- **WORK TO BE COMPLETED**:
Find the word "plan" in the listing. Copy out each line where it occurs.

[[ MATERIAL TO PROCESS, beginning ]]

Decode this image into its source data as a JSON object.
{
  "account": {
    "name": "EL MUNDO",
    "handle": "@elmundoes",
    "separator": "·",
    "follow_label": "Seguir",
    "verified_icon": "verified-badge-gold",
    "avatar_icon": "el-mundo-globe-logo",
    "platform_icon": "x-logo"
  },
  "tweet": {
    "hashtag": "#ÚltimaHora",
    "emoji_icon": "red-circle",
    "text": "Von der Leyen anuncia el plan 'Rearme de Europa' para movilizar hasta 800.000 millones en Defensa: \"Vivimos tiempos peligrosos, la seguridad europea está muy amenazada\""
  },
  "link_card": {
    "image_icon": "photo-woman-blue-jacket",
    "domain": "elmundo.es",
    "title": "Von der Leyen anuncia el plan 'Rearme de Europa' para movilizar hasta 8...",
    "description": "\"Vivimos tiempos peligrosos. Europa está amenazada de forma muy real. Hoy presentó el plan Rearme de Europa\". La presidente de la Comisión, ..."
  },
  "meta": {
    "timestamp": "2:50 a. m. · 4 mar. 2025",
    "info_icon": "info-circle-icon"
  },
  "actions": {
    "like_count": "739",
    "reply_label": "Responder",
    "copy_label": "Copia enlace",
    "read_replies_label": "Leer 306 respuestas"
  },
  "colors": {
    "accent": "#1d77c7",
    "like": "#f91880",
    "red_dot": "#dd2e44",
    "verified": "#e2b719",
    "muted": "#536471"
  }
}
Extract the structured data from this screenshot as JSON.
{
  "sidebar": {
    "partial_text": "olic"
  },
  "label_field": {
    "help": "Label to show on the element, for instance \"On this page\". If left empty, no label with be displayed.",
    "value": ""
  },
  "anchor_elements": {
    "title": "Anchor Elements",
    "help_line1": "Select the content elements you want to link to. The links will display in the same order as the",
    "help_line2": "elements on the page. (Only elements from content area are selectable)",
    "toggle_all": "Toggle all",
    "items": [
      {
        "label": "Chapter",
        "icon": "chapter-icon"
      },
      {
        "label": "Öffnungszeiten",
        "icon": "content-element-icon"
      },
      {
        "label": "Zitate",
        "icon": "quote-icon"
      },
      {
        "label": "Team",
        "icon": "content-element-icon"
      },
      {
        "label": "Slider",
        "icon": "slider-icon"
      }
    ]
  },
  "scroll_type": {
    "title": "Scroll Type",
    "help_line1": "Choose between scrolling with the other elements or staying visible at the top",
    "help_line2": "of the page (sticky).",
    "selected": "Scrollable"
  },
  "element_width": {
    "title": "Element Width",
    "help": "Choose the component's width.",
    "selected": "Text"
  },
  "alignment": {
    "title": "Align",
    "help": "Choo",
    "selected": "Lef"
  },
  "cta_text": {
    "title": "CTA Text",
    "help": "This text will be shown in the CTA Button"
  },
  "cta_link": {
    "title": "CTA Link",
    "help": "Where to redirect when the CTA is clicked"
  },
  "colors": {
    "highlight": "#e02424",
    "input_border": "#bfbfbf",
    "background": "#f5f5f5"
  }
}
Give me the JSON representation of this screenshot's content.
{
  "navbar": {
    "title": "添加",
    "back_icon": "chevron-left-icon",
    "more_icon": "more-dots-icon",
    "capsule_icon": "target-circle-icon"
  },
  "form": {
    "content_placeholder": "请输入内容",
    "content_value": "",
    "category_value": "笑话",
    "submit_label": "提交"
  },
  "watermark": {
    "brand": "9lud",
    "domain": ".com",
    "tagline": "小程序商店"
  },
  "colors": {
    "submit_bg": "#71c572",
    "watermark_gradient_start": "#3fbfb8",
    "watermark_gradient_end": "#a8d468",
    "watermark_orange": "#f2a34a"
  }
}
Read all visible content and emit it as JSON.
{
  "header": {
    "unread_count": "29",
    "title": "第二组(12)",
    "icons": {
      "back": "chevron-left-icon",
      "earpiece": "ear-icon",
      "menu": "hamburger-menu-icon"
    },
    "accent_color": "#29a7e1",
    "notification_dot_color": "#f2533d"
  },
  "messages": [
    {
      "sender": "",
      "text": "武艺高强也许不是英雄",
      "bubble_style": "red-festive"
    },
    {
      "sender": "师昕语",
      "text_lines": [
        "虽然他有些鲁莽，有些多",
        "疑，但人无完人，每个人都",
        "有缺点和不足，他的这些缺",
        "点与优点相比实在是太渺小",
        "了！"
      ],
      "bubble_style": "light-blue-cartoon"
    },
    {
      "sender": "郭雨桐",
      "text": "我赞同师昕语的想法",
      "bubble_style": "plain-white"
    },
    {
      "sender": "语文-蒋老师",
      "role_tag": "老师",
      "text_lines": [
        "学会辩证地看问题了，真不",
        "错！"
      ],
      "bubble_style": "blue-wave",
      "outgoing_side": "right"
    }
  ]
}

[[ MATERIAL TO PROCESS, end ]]

- **TASK SOLUTION**:
    "text": "Von der Leyen anuncia el plan 'Rearme de Europa' para movilizar hasta 800.000 millones en Defensa: \"Vivimos tiempos peligrosos, la seguridad europea está muy amenazada\""
    "title": "Von der Leyen anuncia el plan 'Rearme de Europa' para movilizar hasta 8...",
    "description": "\"Vivimos tiempos peligrosos. Europa está amenazada de forma muy real. Hoy presentó el plan Rearme de Europa\". La presidente de la Comisión, ..."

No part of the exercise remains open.